How to complete this task = Your job is to restate each entry word for word.

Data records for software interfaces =
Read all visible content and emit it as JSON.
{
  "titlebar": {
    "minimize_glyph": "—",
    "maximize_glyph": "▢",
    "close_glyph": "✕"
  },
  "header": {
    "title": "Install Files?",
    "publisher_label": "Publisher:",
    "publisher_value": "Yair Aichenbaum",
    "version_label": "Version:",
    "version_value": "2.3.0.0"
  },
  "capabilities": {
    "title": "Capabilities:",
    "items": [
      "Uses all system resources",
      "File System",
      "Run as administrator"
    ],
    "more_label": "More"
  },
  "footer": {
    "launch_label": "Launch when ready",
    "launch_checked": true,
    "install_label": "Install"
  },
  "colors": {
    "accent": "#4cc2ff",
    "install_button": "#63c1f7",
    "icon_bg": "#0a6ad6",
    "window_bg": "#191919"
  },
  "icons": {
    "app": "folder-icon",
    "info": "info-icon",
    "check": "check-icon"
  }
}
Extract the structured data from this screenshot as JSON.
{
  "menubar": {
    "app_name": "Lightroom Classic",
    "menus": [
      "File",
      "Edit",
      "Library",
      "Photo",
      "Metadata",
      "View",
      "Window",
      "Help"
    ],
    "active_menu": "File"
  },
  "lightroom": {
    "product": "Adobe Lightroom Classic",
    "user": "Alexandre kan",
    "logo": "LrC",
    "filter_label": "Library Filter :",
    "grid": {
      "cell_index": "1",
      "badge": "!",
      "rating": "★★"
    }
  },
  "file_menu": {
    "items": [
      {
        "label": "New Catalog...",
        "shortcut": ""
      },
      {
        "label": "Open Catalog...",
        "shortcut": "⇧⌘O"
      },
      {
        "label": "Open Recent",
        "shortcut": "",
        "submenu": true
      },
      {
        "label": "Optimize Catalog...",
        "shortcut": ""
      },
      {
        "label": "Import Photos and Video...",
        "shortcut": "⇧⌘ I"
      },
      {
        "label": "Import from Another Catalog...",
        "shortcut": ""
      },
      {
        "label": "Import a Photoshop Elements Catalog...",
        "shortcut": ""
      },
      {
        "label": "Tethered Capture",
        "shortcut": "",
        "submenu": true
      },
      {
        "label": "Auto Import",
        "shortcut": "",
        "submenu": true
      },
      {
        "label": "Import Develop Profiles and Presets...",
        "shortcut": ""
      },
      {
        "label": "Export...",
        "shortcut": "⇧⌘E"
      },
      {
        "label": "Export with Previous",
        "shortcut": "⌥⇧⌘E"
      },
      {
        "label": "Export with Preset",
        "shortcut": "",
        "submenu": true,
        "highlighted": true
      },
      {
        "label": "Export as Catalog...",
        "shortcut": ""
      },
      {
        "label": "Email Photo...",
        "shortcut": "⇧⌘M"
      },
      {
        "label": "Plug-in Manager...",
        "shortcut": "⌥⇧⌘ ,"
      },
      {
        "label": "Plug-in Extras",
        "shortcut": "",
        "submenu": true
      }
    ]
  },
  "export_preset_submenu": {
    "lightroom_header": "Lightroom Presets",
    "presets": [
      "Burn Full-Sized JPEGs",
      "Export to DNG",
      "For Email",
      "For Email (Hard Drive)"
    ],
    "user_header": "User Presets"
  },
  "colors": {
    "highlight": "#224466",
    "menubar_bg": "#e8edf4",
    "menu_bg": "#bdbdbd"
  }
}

Output for this task =
Read all visible content and emit it as JSON.
{
  "titlebar": {
    "minimize_glyph": "—",
    "maximize_glyph": "▢",
    "close_glyph": "✕"
  },
  "header": {
    "title": "Install Files?",
    "publisher_label": "Publisher:",
    "publisher_value": "Yair Aichenbaum",
    "version_label": "Version:",
    "version_value": "2.3.0.0"
  },
  "capabilities": {
    "title": "Capabilities:",
    "items": [
      "Uses all system resources",
      "File System",
      "Run as administrator"
    ],
    "more_label": "More"
  },
  "footer": {
    "launch_label": "Launch when ready",
    "launch_checked": true,
    "install_label": "Install"
  },
  "colors": {
    "accent": "#4cc2ff",
    "install_button": "#63c1f7",
    "icon_bg": "#0a6ad6",
    "window_bg": "#191919"
  },
  "icons": {
    "app": "folder-icon",
    "info": "info-icon",
    "check": "check-icon"
  }
}
Extract the structured data from this screenshot as JSON.
{
  "menubar": {
    "app_name": "Lightroom Classic",
    "menus": [
      "File",
      "Edit",
      "Library",
      "Photo",
      "Metadata",
      "View",
      "Window",
      "Help"
    ],
    "active_menu": "File"
  },
  "lightroom": {
    "product": "Adobe Lightroom Classic",
    "user": "Alexandre kan",
    "logo": "LrC",
    "filter_label": "Library Filter :",
    "grid": {
      "cell_index": "1",
      "badge": "!",
      "rating": "★★"
    }
  },
  "file_menu": {
    "items": [
      {
        "label": "New Catalog...",
        "shortcut": ""
      },
      {
        "label": "Open Catalog...",
        "shortcut": "⇧⌘O"
      },
      {
        "label": "Open Recent",
        "shortcut": "",
        "submenu": true
      },
      {
        "label": "Optimize Catalog...",
        "shortcut": ""
      },
      {
        "label": "Import Photos and Video...",
        "shortcut": "⇧⌘ I"
      },
      {
        "label": "Import from Another Catalog...",
        "shortcut": ""
      },
      {
        "label": "Import a Photoshop Elements Catalog...",
        "shortcut": ""
      },
      {
        "label": "Tethered Capture",
        "shortcut": "",
        "submenu": true
      },
      {
        "label": "Auto Import",
        "shortcut": "",
        "submenu": true
      },
      {
        "label": "Import Develop Profiles and Presets...",
        "shortcut": ""
      },
      {
        "label": "Export...",
        "shortcut": "⇧⌘E"
      },
      {
        "label": "Export with Previous",
        "shortcut": "⌥⇧⌘E"
      },
      {
        "label": "Export with Preset",
        "shortcut": "",
        "submenu": true,
        "highlighted": true
      },
      {
        "label": "Export as Catalog...",
        "shortcut": ""
      },
      {
        "label": "Email Photo...",
        "shortcut": "⇧⌘M"
      },
      {
        "label": "Plug-in Manager...",
        "shortcut": "⌥⇧⌘ ,"
      },
      {
        "label": "Plug-in Extras",
        "shortcut": "",
        "submenu": true
      }
    ]
  },
  "export_preset_submenu": {
    "lightroom_header": "Lightroom Presets",
    "presets": [
      "Burn Full-Sized JPEGs",
      "Export to DNG",
      "For Email",
      "For Email (Hard Drive)"
    ],
    "user_header": "User Presets"
  },
  "colors": {
    "highlight": "#224466",
    "menubar_bg": "#e8edf4",
    "menu_bg": "#bdbdbd"
  }
}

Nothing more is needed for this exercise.